=== Begin Enclosure ===

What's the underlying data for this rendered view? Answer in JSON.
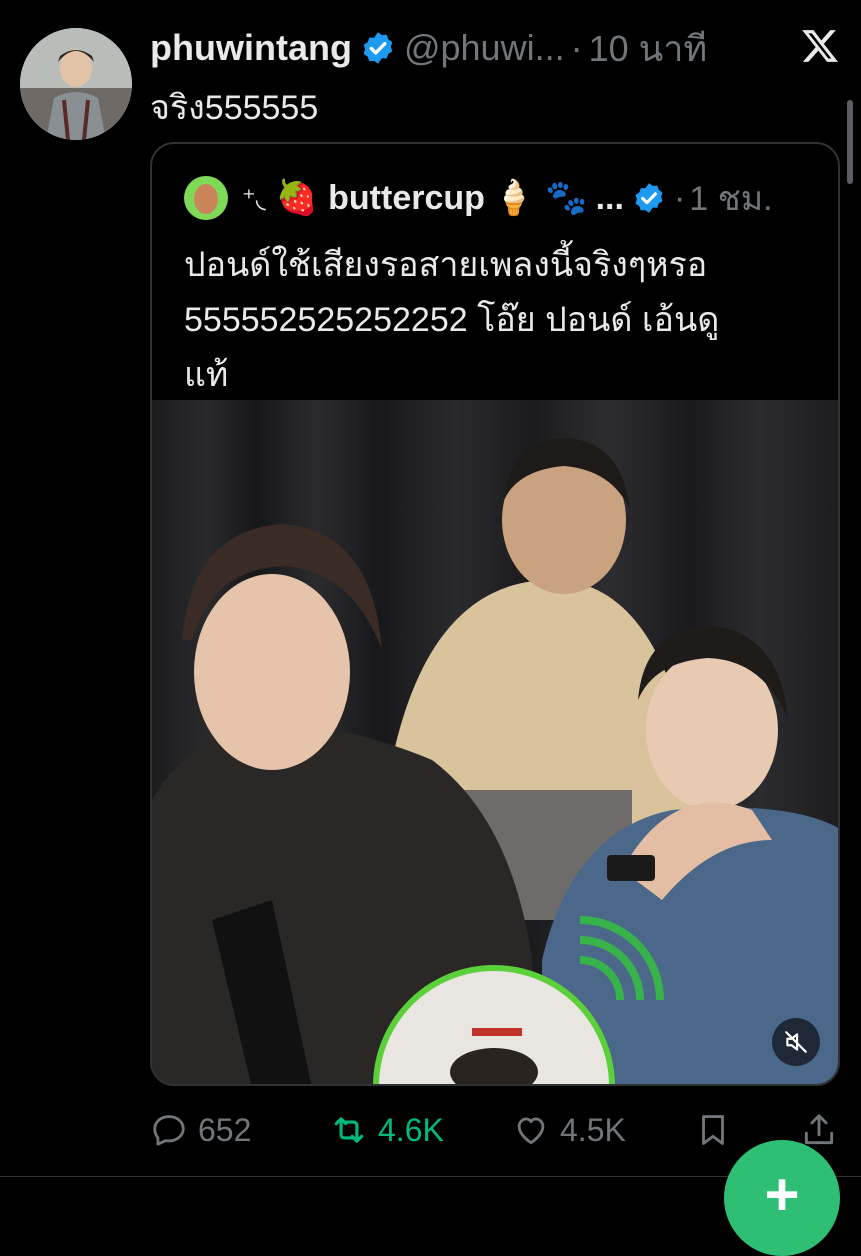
{
  "tweet": {
    "display_name": "phuwintang",
    "handle": "@phuwi...",
    "separator": "·",
    "time": "10 นาที",
    "text": "จริง555555",
    "logo_icon": "x-logo-icon",
    "avatar_icon": "profile-avatar"
  },
  "quote": {
    "decoration": "⁺◟",
    "strawberry": "🍓",
    "display_name": "buttercup",
    "ice_cream": "🍦",
    "paws": "🐾",
    "ellipsis": "...",
    "separator": "·",
    "time": "1 ชม.",
    "text_line1": "ปอนด์ใช้เสียงรอสายเพลงนี้จริงๆหรอ",
    "text_line2": "555552525252252 โอ๊ย ปอนด์ เอ้นดู",
    "text_line3": "แท้",
    "media_icon": "video-thumbnail",
    "mute_icon": "muted-speaker-icon"
  },
  "actions": {
    "replies": "652",
    "reposts": "4.6K",
    "likes": "4.5K"
  },
  "colors": {
    "background": "#000000",
    "text": "#e7e9ea",
    "muted": "#71767b",
    "verified": "#1d9bf0",
    "repost": "#00ba7c",
    "border": "#2f3336"
  }
}
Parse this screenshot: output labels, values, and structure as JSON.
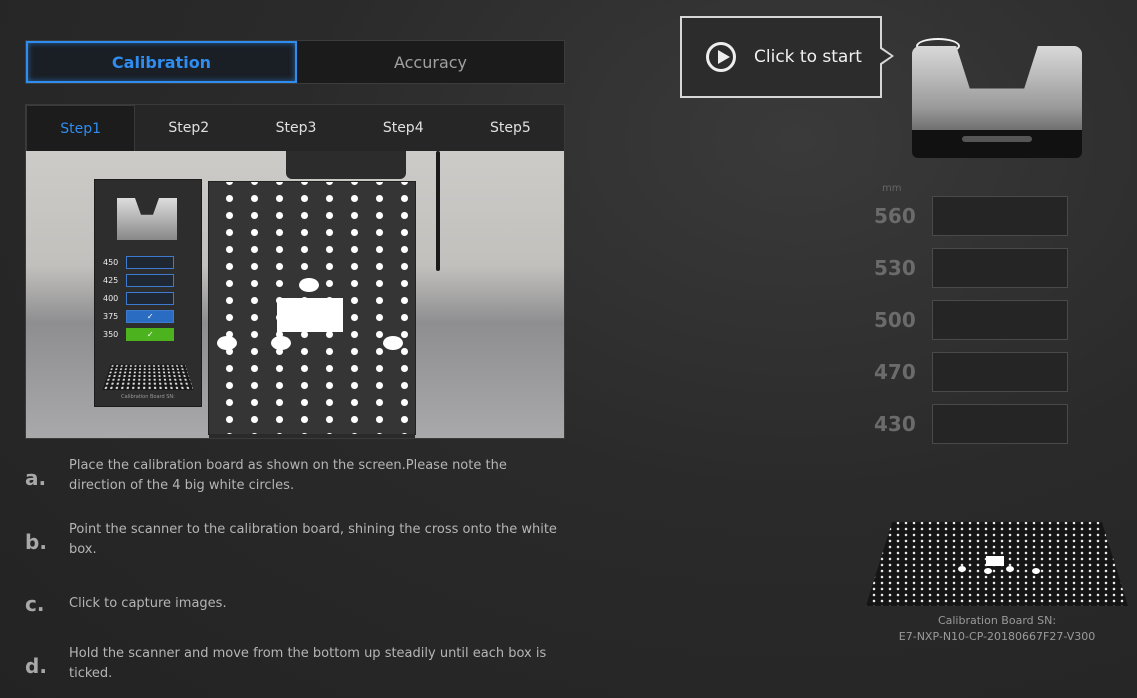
{
  "mode_tabs": [
    {
      "label": "Calibration",
      "active": true
    },
    {
      "label": "Accuracy",
      "active": false
    }
  ],
  "step_tabs": [
    {
      "label": "Step1",
      "active": true
    },
    {
      "label": "Step2",
      "active": false
    },
    {
      "label": "Step3",
      "active": false
    },
    {
      "label": "Step4",
      "active": false
    },
    {
      "label": "Step5",
      "active": false
    }
  ],
  "photo_screen": {
    "rows": [
      {
        "label": "450",
        "state": "empty",
        "mark": ""
      },
      {
        "label": "425",
        "state": "empty",
        "mark": ""
      },
      {
        "label": "400",
        "state": "empty",
        "mark": ""
      },
      {
        "label": "375",
        "state": "blue",
        "mark": "✓"
      },
      {
        "label": "350",
        "state": "green",
        "mark": "✓"
      }
    ],
    "caption": "Calibration Board SN:"
  },
  "instructions": [
    {
      "letter": "a.",
      "text": "Place the calibration board as shown on the screen.Please note the direction of the 4 big white circles."
    },
    {
      "letter": "b.",
      "text": "Point the scanner to the calibration board, shining the cross onto the white box."
    },
    {
      "letter": "c.",
      "text": "Click to capture images."
    },
    {
      "letter": "d.",
      "text": "Hold the scanner and move from the bottom up steadily until each box is ticked."
    }
  ],
  "start": {
    "label": "Click to start",
    "icon": "play-circle-icon"
  },
  "distance_unit": "mm",
  "distances": [
    "560",
    "530",
    "500",
    "470",
    "430"
  ],
  "board_sn": {
    "label": "Calibration Board SN:",
    "value": "E7-NXP-N10-CP-20180667F27-V300"
  },
  "colors": {
    "accent": "#2f8df0",
    "tick_green": "#4cb31f",
    "tick_blue": "#2a6cc2"
  }
}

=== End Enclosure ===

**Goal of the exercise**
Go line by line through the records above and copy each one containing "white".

**Solution**
      "text": "Place the calibration board as shown on the screen.Please note the direction of the 4 big white circles."
      "text": "Point the scanner to the calibration board, shining the cross onto the white box."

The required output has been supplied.